Mr. Gilliland’s civil rights career started when he challenged the policy of discouraging young black men from congregating on Sunday at Belmont Park in Mission Beach. Mr. Gilliland’s client refused to leave Belmont Park unless officers asked young white men sitting in the park to leave. A scuffle ensued and Mr. Gilliland’s client was maced and shot twice by an off-duty police officer.
Since that time, Mr. Gilliland has prosecuted civil rights actions against local, state and federal law enforcement agencies including the FBI, Department of Homeland Security, Customs and Border Protection, ICE, California Highway Patrol, Los Angeles County Sheriff, San Diego County Sheriff and San Diego Police Department.
Private citizens in California can also be held civilly liable for their conduct if it violates the California civil rights laws. The Unruh Act states as follows: “All persons within the jurisdiction of this state are free and equal, and no matter what their sex, race, color, religion, ancestry, national origin, disability, medical condition, genetic information, marital status, or sexual orientation are entitled to the full and equal accommodations, advantages, facilities, privileges, or services in all business establishments of every kind whatsoever.”

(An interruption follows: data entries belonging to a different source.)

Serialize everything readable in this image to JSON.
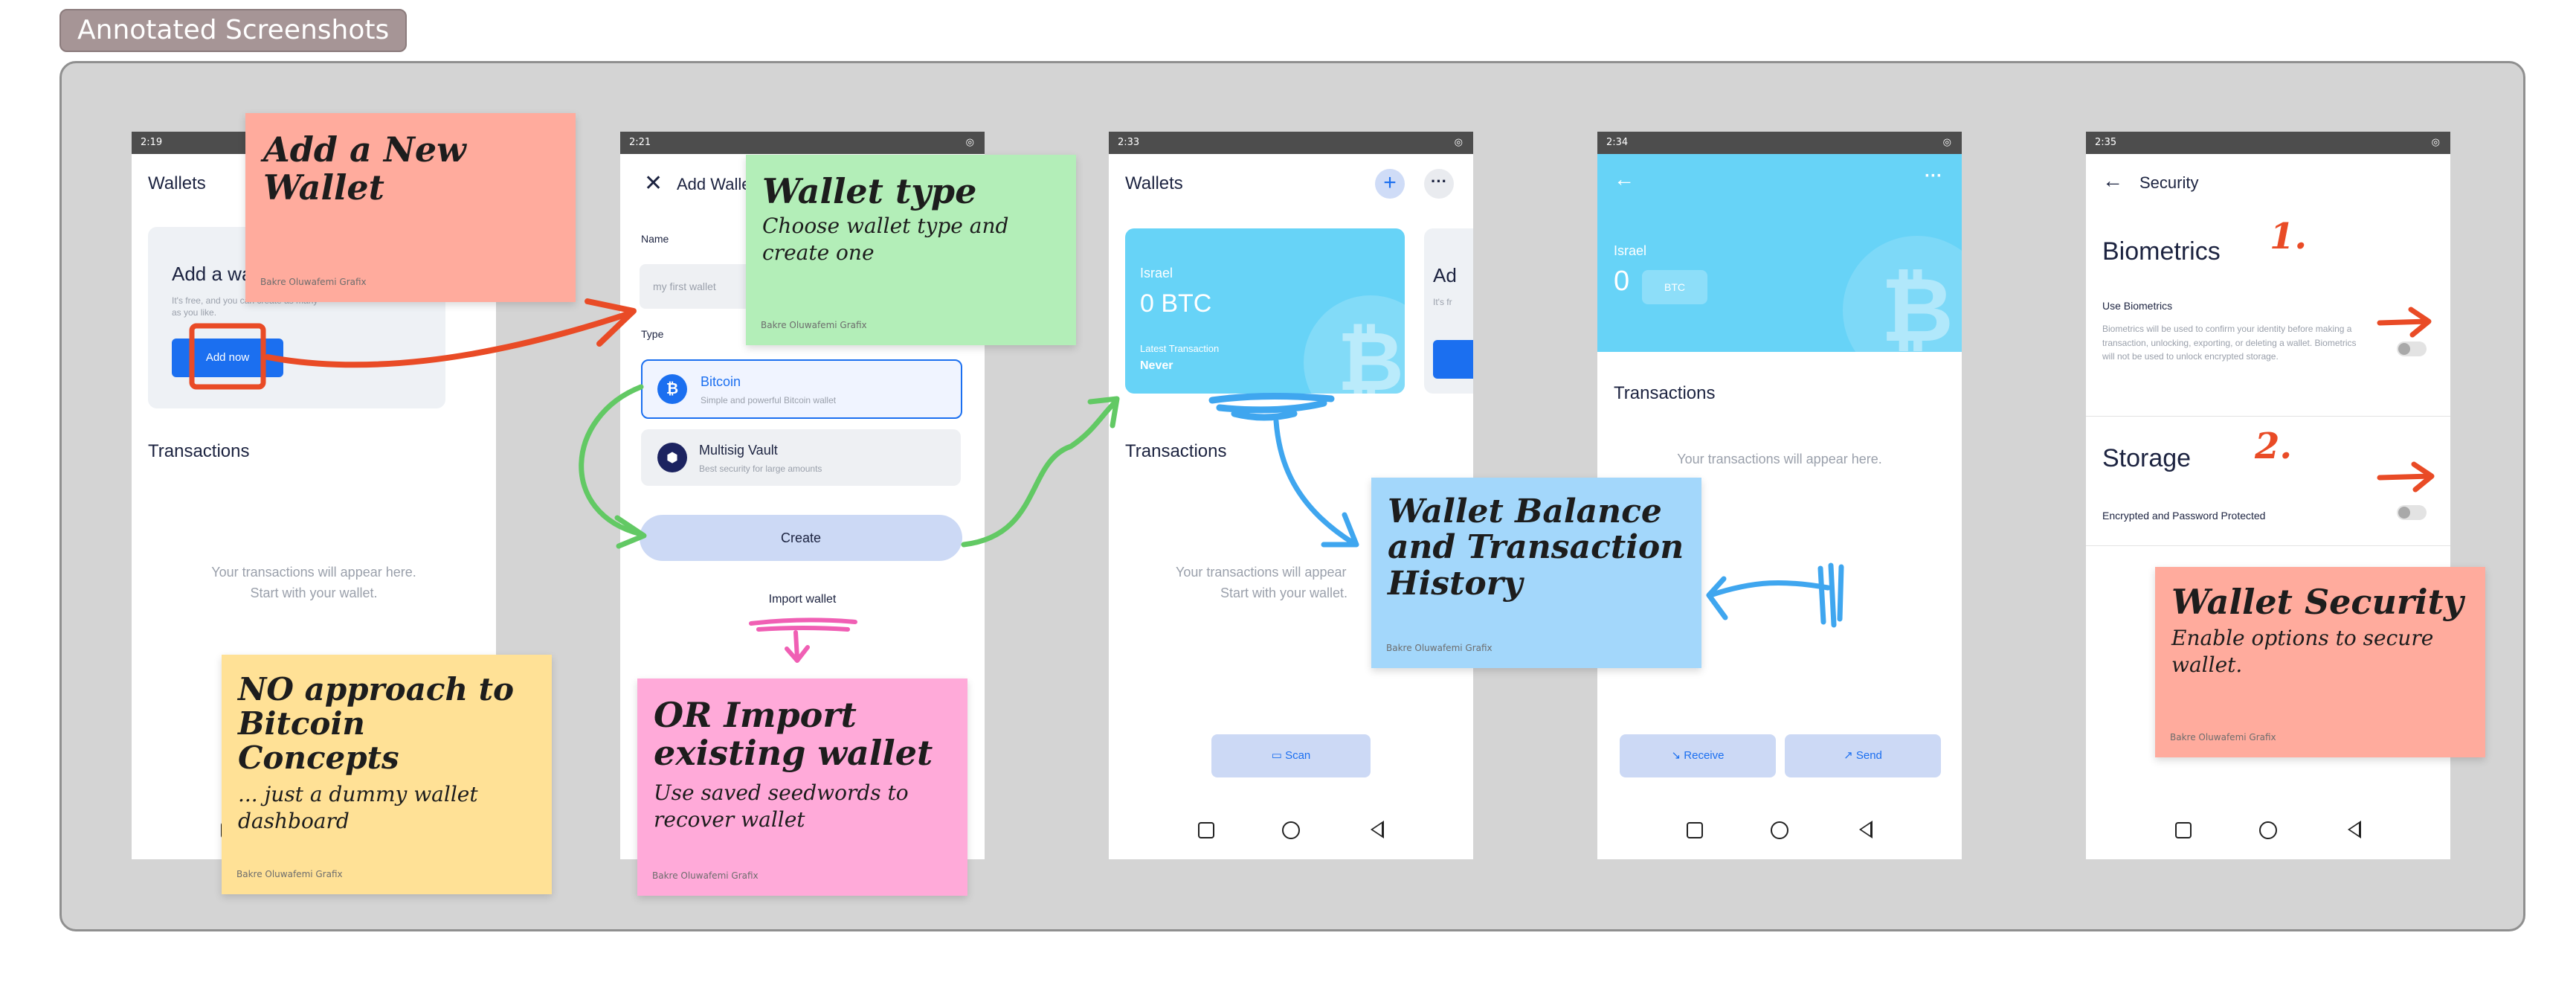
{
  "section_title": "Annotated Screenshots",
  "screen1": {
    "status_time": "2:19",
    "title": "Wallets",
    "card_title": "Add a wa",
    "card_desc": "It's free, and you can create as many as you like.",
    "add_now": "Add now",
    "transactions": "Transactions",
    "empty_line1": "Your transactions will appear here.",
    "empty_line2": "Start with your wallet."
  },
  "screen2": {
    "status_time": "2:21",
    "title": "Add Walle",
    "name_label": "Name",
    "name_placeholder": "my first wallet",
    "type_label": "Type",
    "option1_title": "Bitcoin",
    "option1_desc": "Simple and powerful Bitcoin wallet",
    "option2_title": "Multisig Vault",
    "option2_desc": "Best security for large amounts",
    "create": "Create",
    "import": "Import wallet"
  },
  "screen3": {
    "status_time": "2:33",
    "title": "Wallets",
    "card_name": "Israel",
    "card_balance": "0 BTC",
    "latest_label": "Latest Transaction",
    "latest_value": "Never",
    "peek_title": "Ad",
    "peek_desc": "It's fr",
    "transactions": "Transactions",
    "empty_line1": "Your transactions will appear",
    "empty_line2": "Start with your wallet.",
    "scan": "Scan"
  },
  "screen4": {
    "status_time": "2:34",
    "wallet_name": "Israel",
    "balance": "0",
    "unit": "BTC",
    "transactions": "Transactions",
    "empty": "Your transactions will appear here.",
    "receive": "Receive",
    "send": "Send"
  },
  "screen5": {
    "status_time": "2:35",
    "title": "Security",
    "biometrics_heading": "Biometrics",
    "use_biometrics": "Use Biometrics",
    "biometrics_desc": "Biometrics will be used to confirm your identity before making a transaction, unlocking, exporting, or deleting a wallet. Biometrics will not be used to unlock encrypted storage.",
    "storage_heading": "Storage",
    "storage_item": "Encrypted and Password Protected",
    "mark1": "1.",
    "mark2": "2."
  },
  "notes": {
    "n1_title": "Add a New Wallet",
    "n2_title": "Wallet type",
    "n2_body": "Choose wallet type and create one",
    "n3_title": "NO approach to Bitcoin Concepts",
    "n3_body": "... just a dummy wallet dashboard",
    "n4_title": "OR Import existing wallet",
    "n4_body": "Use saved seedwords to recover wallet",
    "n5_title": "Wallet Balance and Transaction History",
    "n6_title": "Wallet Security",
    "n6_body": "Enable options to secure wallet.",
    "credit": "Bakre Oluwafemi Grafix"
  },
  "colors": {
    "board": "#d4d4d4",
    "accent_blue": "#1b6ff0",
    "card_cyan": "#67d3f7",
    "note_salmon": "#ffab9d",
    "note_green": "#b3eeb8",
    "note_yellow": "#ffe196",
    "note_pink": "#ffaad9",
    "note_blue": "#a3d7fb",
    "ink_red": "#e94b26",
    "ink_green": "#62c964",
    "ink_blue": "#3fa6ef",
    "ink_pink": "#f05fb4"
  }
}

Under the Bane Act, an individual can be civilly liable, whether or not acting under color of law, if they interfere by threat, intimidation, or coercion, or attempts to interfere by threat, intimidation, or coercion, with the exercise or enjoyment by any individual or individuals of rights secured by the Constitution or laws of the United States, or of the rights secured by the Constitution or laws of this state.

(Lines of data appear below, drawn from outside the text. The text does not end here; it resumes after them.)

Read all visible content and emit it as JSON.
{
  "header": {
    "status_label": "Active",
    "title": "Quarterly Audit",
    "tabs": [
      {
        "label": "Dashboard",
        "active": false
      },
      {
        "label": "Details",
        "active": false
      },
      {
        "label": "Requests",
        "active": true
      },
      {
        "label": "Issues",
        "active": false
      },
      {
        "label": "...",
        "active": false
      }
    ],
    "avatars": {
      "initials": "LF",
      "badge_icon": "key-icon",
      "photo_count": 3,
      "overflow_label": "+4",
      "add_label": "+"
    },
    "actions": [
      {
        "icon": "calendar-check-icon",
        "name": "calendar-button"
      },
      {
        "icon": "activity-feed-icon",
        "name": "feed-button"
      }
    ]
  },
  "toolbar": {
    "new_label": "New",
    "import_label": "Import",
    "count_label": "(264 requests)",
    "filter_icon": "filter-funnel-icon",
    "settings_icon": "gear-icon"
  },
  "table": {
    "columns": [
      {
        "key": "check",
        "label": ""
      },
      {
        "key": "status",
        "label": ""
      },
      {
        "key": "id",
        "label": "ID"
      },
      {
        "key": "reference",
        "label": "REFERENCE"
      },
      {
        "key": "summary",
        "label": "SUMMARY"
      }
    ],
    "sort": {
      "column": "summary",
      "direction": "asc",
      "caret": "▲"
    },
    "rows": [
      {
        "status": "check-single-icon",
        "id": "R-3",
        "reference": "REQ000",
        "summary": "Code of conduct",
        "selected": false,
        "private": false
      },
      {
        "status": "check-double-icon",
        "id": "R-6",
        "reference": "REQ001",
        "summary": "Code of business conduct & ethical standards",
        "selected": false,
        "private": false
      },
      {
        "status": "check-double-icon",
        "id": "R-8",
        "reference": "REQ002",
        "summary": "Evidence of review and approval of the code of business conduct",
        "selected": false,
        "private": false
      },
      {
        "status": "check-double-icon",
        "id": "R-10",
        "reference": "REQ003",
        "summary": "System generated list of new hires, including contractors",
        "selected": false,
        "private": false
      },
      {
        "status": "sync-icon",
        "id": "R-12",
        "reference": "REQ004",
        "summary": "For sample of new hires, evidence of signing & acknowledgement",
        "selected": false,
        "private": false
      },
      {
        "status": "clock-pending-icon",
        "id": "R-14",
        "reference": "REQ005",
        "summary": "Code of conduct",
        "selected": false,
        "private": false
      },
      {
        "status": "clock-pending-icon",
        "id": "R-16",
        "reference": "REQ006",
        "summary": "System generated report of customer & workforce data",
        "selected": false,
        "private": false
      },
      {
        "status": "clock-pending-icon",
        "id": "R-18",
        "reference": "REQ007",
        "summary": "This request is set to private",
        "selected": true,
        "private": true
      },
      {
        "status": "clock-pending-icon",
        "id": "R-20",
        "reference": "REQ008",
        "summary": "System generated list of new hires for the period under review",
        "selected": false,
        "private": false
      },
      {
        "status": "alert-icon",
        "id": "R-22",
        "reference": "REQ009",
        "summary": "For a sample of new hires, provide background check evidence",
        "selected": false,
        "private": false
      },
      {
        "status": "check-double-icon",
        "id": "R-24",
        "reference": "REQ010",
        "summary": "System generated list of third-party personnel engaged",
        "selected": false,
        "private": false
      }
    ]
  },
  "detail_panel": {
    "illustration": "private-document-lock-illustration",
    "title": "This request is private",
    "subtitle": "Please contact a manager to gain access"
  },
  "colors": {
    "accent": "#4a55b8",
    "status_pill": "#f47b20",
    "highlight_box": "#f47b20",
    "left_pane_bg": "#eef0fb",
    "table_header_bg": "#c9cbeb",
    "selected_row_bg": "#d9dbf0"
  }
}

Mr. Gilliland’s civil rights cases have reached the California Supreme Court and he has published opinions at the United States Court of Appeals for the Ninth Circuit and successfully petitioned against a petition for writ of certiorari to the United States Supreme Court.